Neil Baum, MD, is Clinical Associate Professor of Urology, Tulane Medical School, New Orleans, LA, and author of Marketing Your Clinical Practice-Ethically, Effectively, and Economically, Jones Bartlett Publishers.

Neeraj Kohli, MD, MBA, is Director, Division of Urogynecology, Brigham and Women’s Hospital, and Assistant Professor, Department of Ob/Gyn, Harvard Medical School, Boston, MA.


Public speaking remains one of the best ways to market and promote your medical practice. For many physicians—myself included—we are out of our comfort zone when we are in front of our peers or laymen and laywomen. One of the best ideas that I (NHB) have for making sure that everything is ready for the program during which I am speaking is to have a speaking checklist. Let me relate two stories that demonstrate the importance of a checklist.

I was asked to give a presentation in another city and was informed by the meeting planner that I would be talking to an audience of primary care physicians (PCPs) on a drug for treating the enlarged prostate gland. When I arrived at the restaurant, I was introduced to a dozen urologists! There was no way that the talk I had prepared for the PCPs could be used for the urologists, as the material would certainly be information that they already knew. I took a few minutes and crafted a talk that was more appropriate for an audience of fellow urologists. I discussed some case stories and conducted a round table discussion, and then I ended with a few magic tricks!   Not one of my best performances, but I was able to muddle through and not embarrass myself or the pharmaceutical representative who invited me to give the presentation.

In another instance when I was invited to give a talk, the meeting planner indicated that she would provide the projector and that I just needed to bring my computer. I had a Mac laptop computer, but the cable that connects the computer to the projector would not plug into my laptop. Fortunately, there was someone in the audience who lived nearby and was able to get a PC computer, and I was able to transfer the presentation file from the Mac to the PC.

There was a great deal of anxiety and tension before both of these scenarios were resolved. As a result, I created a checklist to ensure that I have everything ready and that I have all I need to give an outstanding presentation. This checklist includes knowing your audience, the venue, the meeting planner, the audiovisual requirements, your introduction, and speaking time, as well as having your handouts ready and your slides on a CD or thumb drive as backup.

I can assure you that the checklist will be invaluable to you and will prevent omissions and avoid creating an anxiety-producing event instead of an event that will allow you to showcase your material and your practice.

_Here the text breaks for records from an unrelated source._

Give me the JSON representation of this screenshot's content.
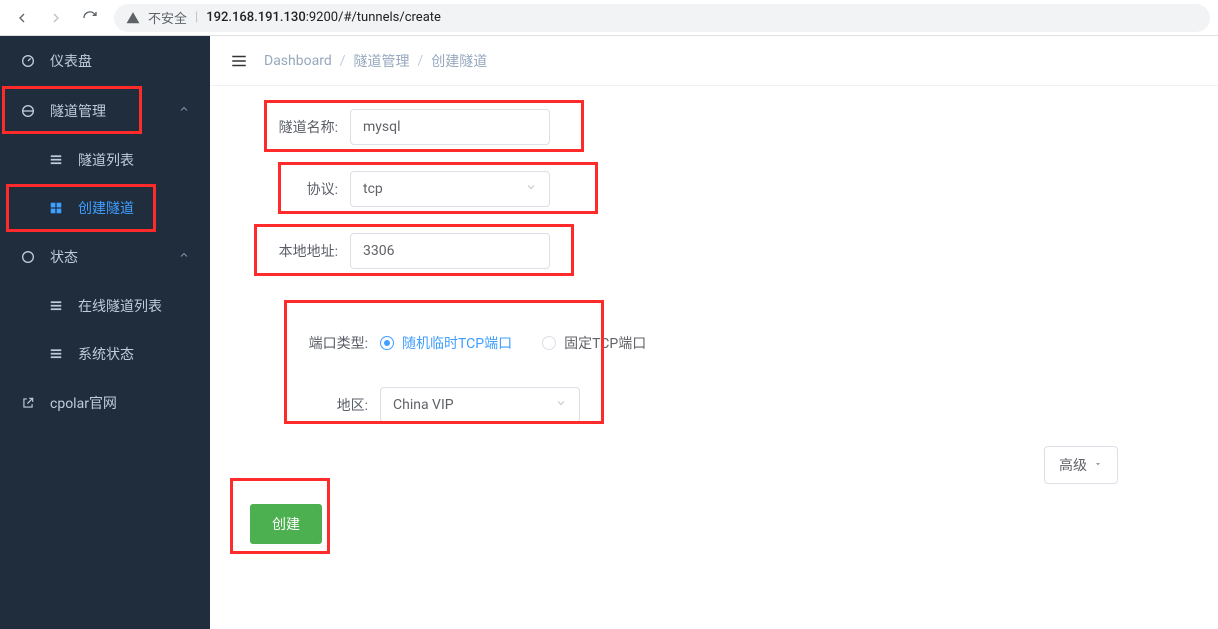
{
  "browser": {
    "insecure_label": "不安全",
    "url_ip": "192.168.191.130",
    "url_rest": ":9200/#/tunnels/create"
  },
  "sidebar": {
    "dashboard": "仪表盘",
    "tunnel_mgmt": "隧道管理",
    "tunnel_list": "隧道列表",
    "create_tunnel": "创建隧道",
    "status": "状态",
    "online_tunnels": "在线隧道列表",
    "system_status": "系统状态",
    "cpolar_site": "cpolar官网"
  },
  "breadcrumb": {
    "a": "Dashboard",
    "b": "隧道管理",
    "c": "创建隧道"
  },
  "form": {
    "name_label": "隧道名称:",
    "name_value": "mysql",
    "proto_label": "协议:",
    "proto_value": "tcp",
    "local_label": "本地地址:",
    "local_value": "3306",
    "port_type_label": "端口类型:",
    "port_type_random": "随机临时TCP端口",
    "port_type_fixed": "固定TCP端口",
    "region_label": "地区:",
    "region_value": "China VIP",
    "advanced": "高级",
    "create": "创建"
  }
}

So, what is my take-home message? Check your checklist and have a relaxing and enjoyable presentation.


Example of a checklist:

  • Date of meeting
  • Location
  • Title of talk
  • Audience makeup
  • Name of meeting planner
  • Contact information for meeting planner
  • Venue and contact information, including map
  • Slides, CD, or thumb drive
  • Computer with adapter to projector
  • Need for projector?
  • Request for wireless microphone
  • Introduction sent to meeting planner and spare copy to bring to meeting
  • Airline ticket
  • Hotel and contact information
  • Handout copy